The announcement comes just weeks after it was announced that the “Barbie” star and producer will be making a movie based on the popular life simulation video game franchise, “The Sims.”

Although “The Sims” movie could have endless plot opportunities, including having an omniscient figure guide a Sims character through the joys of starting a family or dealing with bike-riding werewolves, a Monopoly-based movie would likely just be a rehashing of the point of the game.

However, it would be nice to see the film touch on the board game’s rather knotty origin.

In 1904, a woman named Lizzie Magie received a patent for a little invention she called the Landlord’s Game, according to Smithsonian magazine. Magie’s stated goal of the game “was to demonstrate the evils of accruing vast sums of wealth at the expense of others.”

The Landlord’s Game was sold for a while by a New York-based publisher, but people began making homemade versions of the game, including a man named Charles Darrow, who eventually sold a counterfeit version of the game to Parker Brothers in 1935. Darrow called his version Monopoly.

According to The Washington Post, Darrow ended up making a fortune off the board game, while Magie was only given $500 from Parker Brothers for her patent so the toy and game manufacturer could have full control over Monopoly and games similar to it.

With that knowledge in mind, the Monopoly movie could be an interesting commentary on the dangers of capitalism as well as copyright infringement (you know, a man taking credit for a woman’s idea). Or it could be a 90-minute advertisement for an already successful product.

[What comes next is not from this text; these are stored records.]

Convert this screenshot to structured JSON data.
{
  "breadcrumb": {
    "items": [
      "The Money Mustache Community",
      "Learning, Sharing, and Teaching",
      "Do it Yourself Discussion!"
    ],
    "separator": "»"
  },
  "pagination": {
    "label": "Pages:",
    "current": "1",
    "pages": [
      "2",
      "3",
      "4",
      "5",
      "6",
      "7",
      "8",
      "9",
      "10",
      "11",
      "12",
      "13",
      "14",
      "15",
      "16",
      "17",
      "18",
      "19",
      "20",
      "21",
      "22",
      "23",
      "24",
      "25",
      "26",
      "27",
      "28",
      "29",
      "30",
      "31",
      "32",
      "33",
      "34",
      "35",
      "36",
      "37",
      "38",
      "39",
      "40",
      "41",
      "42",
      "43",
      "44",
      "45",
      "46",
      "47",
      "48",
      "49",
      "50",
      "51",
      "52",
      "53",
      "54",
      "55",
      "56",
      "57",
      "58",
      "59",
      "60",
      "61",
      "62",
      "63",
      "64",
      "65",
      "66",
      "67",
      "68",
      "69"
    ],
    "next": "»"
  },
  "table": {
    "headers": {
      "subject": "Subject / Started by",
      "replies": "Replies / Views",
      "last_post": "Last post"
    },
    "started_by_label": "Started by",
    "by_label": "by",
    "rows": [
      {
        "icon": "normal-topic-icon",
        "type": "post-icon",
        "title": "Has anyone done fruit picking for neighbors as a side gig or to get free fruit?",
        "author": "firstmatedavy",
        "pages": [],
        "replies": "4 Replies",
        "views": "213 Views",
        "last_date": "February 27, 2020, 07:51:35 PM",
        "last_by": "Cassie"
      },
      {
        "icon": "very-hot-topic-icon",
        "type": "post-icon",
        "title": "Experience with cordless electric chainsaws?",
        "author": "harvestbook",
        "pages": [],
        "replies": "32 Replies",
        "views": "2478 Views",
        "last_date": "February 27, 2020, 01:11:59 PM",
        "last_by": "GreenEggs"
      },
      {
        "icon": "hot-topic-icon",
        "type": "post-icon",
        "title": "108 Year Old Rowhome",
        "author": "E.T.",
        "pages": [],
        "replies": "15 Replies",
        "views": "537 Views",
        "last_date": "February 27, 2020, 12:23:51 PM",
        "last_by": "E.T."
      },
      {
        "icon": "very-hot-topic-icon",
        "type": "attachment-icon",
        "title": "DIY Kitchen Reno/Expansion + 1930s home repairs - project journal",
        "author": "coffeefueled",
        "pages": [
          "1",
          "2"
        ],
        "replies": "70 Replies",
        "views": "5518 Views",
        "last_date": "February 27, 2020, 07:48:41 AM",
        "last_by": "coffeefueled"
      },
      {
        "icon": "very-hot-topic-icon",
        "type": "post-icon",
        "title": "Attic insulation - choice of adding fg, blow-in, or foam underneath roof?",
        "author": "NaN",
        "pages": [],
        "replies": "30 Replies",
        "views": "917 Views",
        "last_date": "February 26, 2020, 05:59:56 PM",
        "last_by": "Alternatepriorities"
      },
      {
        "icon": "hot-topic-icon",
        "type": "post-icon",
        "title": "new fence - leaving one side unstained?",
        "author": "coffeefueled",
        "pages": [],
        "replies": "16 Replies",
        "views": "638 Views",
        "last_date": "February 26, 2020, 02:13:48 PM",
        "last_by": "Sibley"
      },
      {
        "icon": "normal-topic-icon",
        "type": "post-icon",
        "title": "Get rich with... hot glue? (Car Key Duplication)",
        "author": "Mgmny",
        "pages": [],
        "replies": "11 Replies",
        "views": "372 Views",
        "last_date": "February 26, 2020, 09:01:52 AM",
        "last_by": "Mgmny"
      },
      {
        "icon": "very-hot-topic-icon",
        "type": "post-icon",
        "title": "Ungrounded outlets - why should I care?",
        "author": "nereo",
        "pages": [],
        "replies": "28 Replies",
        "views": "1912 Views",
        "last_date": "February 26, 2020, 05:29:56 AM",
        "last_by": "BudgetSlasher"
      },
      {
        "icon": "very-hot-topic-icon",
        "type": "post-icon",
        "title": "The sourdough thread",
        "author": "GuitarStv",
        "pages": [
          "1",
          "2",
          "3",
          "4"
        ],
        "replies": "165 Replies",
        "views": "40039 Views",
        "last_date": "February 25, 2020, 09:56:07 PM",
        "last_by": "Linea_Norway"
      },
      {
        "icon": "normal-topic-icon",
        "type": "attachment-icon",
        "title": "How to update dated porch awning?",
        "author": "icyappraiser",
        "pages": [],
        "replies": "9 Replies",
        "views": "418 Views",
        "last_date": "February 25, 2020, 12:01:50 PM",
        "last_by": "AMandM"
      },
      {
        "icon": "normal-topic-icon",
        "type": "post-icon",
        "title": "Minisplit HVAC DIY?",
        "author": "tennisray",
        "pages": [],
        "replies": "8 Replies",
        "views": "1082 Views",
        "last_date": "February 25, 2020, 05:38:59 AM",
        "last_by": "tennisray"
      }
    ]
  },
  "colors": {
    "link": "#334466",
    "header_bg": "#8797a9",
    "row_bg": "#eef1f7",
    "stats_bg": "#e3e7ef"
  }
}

Any way you roll the dice, people on X, formerly Twitter, are making a community chest worth of jokes about the movie.